[App and web page records]
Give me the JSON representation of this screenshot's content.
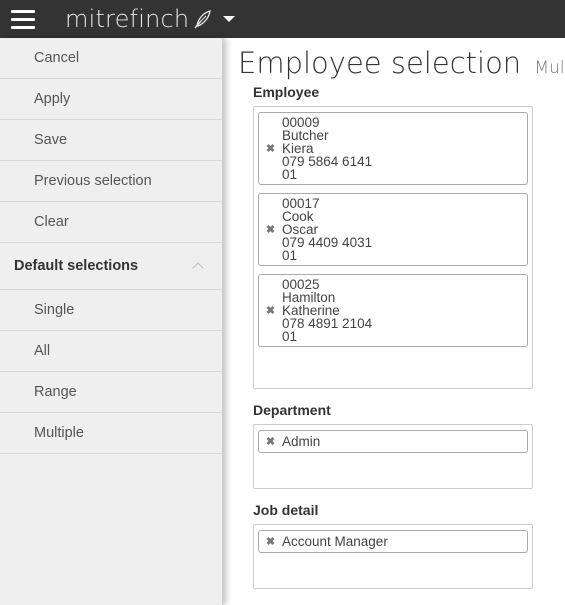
{
  "app": {
    "brand": "mitrefinch"
  },
  "sidebar": {
    "items": [
      {
        "label": "Cancel"
      },
      {
        "label": "Apply"
      },
      {
        "label": "Save"
      },
      {
        "label": "Previous selection"
      },
      {
        "label": "Clear"
      }
    ],
    "default_header": "Default selections",
    "defaults": [
      {
        "label": "Single"
      },
      {
        "label": "All"
      },
      {
        "label": "Range"
      },
      {
        "label": "Multiple"
      }
    ]
  },
  "main": {
    "title": "Employee selection",
    "subtitle": "Multiple",
    "employee": {
      "label": "Employee",
      "chips": [
        {
          "lines": [
            "00009",
            "Butcher",
            "Kiera",
            "079 5864 6141",
            "01"
          ]
        },
        {
          "lines": [
            "00017",
            "Cook",
            "Oscar",
            "079 4409 4031",
            "01"
          ]
        },
        {
          "lines": [
            "00025",
            "Hamilton",
            "Katherine",
            "078 4891 2104",
            "01"
          ]
        }
      ]
    },
    "department": {
      "label": "Department",
      "chips": [
        {
          "lines": [
            "Admin"
          ]
        }
      ]
    },
    "job_detail": {
      "label": "Job detail",
      "chips": [
        {
          "lines": [
            "Account Manager"
          ]
        }
      ]
    },
    "remove_glyph": "✖"
  },
  "colors": {
    "topbar": "#333333",
    "sidebar": "#efefef",
    "main": "#ffffff"
  },
  "icons": [
    "menu-icon",
    "quill-icon",
    "caret-down-icon",
    "chevron-up-icon",
    "remove-icon"
  ]
}
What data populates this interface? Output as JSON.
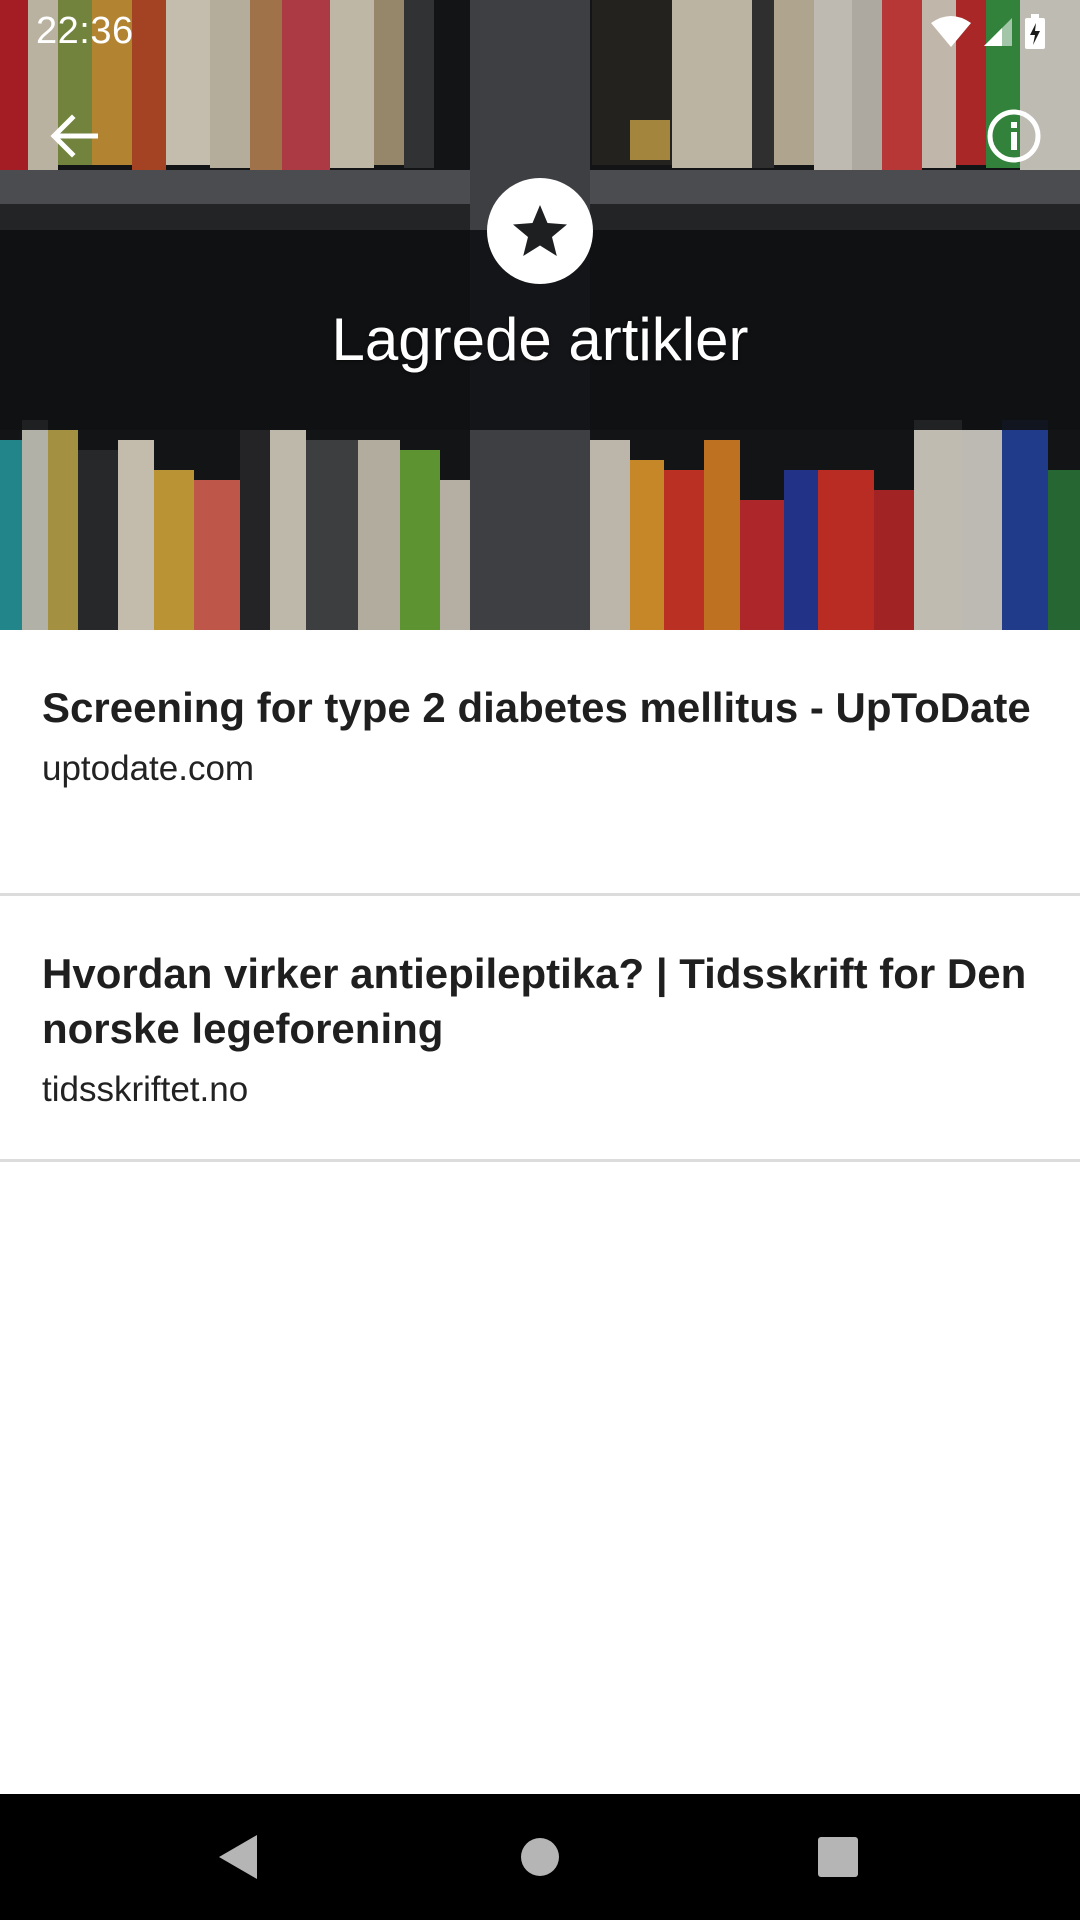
{
  "status_bar": {
    "time": "22:36",
    "icons": [
      "wifi-icon",
      "cell-signal-icon",
      "battery-charging-icon"
    ]
  },
  "app_bar": {
    "back_icon": "arrow-back-icon",
    "info_icon": "info-icon"
  },
  "header": {
    "badge_icon": "star-icon",
    "title": "Lagrede artikler"
  },
  "articles": [
    {
      "title": "Screening for type 2 diabetes mellitus - UpToDate",
      "source": "uptodate.com"
    },
    {
      "title": "Hvordan virker antiepileptika? | Tidsskrift for Den norske legeforening",
      "source": "tidsskriftet.no"
    }
  ],
  "nav_bar": {
    "buttons": [
      "nav-back-icon",
      "nav-home-icon",
      "nav-recents-icon"
    ]
  },
  "colors": {
    "title_text": "#1f1f1f",
    "divider": "#dcdcdc",
    "header_text": "#ffffff",
    "nav_background": "#000000"
  }
}
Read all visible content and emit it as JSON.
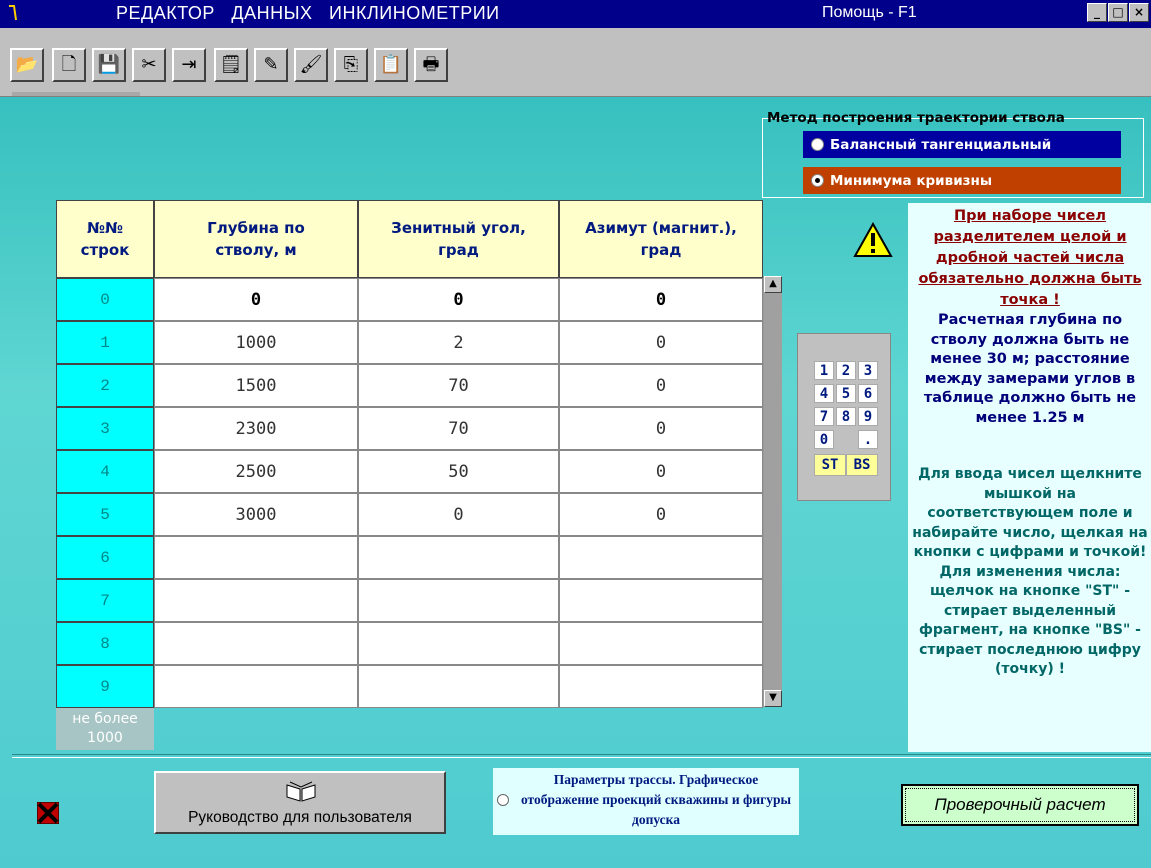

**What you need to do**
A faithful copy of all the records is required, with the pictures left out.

**Written response**
Give me the JSON representation of this screenshot's content.
{
  "app": {
    "brand": "mitrefinch"
  },
  "sidebar": {
    "items": [
      {
        "label": "Cancel"
      },
      {
        "label": "Apply"
      },
      {
        "label": "Save"
      },
      {
        "label": "Previous selection"
      },
      {
        "label": "Clear"
      }
    ],
    "default_header": "Default selections",
    "defaults": [
      {
        "label": "Single"
      },
      {
        "label": "All"
      },
      {
        "label": "Range"
      },
      {
        "label": "Multiple"
      }
    ]
  },
  "main": {
    "title": "Employee selection",
    "subtitle": "Multiple",
    "employee": {
      "label": "Employee",
      "chips": [
        {
          "lines": [
            "00009",
            "Butcher",
            "Kiera",
            "079 5864 6141",
            "01"
          ]
        },
        {
          "lines": [
            "00017",
            "Cook",
            "Oscar",
            "079 4409 4031",
            "01"
          ]
        },
        {
          "lines": [
            "00025",
            "Hamilton",
            "Katherine",
            "078 4891 2104",
            "01"
          ]
        }
      ]
    },
    "department": {
      "label": "Department",
      "chips": [
        {
          "lines": [
            "Admin"
          ]
        }
      ]
    },
    "job_detail": {
      "label": "Job detail",
      "chips": [
        {
          "lines": [
            "Account Manager"
          ]
        }
      ]
    },
    "remove_glyph": "✖"
  },
  "colors": {
    "topbar": "#333333",
    "sidebar": "#efefef",
    "main": "#ffffff"
  },
  "icons": [
    "menu-icon",
    "quill-icon",
    "caret-down-icon",
    "chevron-up-icon",
    "remove-icon"
  ]
}
What data populates this interface? Output as JSON.
{
  "status_bar": {
    "time": "22:36",
    "icons": [
      "wifi-icon",
      "cell-signal-icon",
      "battery-charging-icon"
    ]
  },
  "app_bar": {
    "back_icon": "arrow-back-icon",
    "info_icon": "info-icon"
  },
  "header": {
    "badge_icon": "star-icon",
    "title": "Lagrede artikler"
  },
  "articles": [
    {
      "title": "Screening for type 2 diabetes mellitus - UpToDate",
      "source": "uptodate.com"
    },
    {
      "title": "Hvordan virker antiepileptika? | Tidsskrift for Den norske legeforening",
      "source": "tidsskriftet.no"
    }
  ],
  "nav_bar": {
    "buttons": [
      "nav-back-icon",
      "nav-home-icon",
      "nav-recents-icon"
    ]
  },
  "colors": {
    "title_text": "#1f1f1f",
    "divider": "#dcdcdc",
    "header_text": "#ffffff",
    "nav_background": "#000000"
  }
}
Read all visible content and emit it as JSON.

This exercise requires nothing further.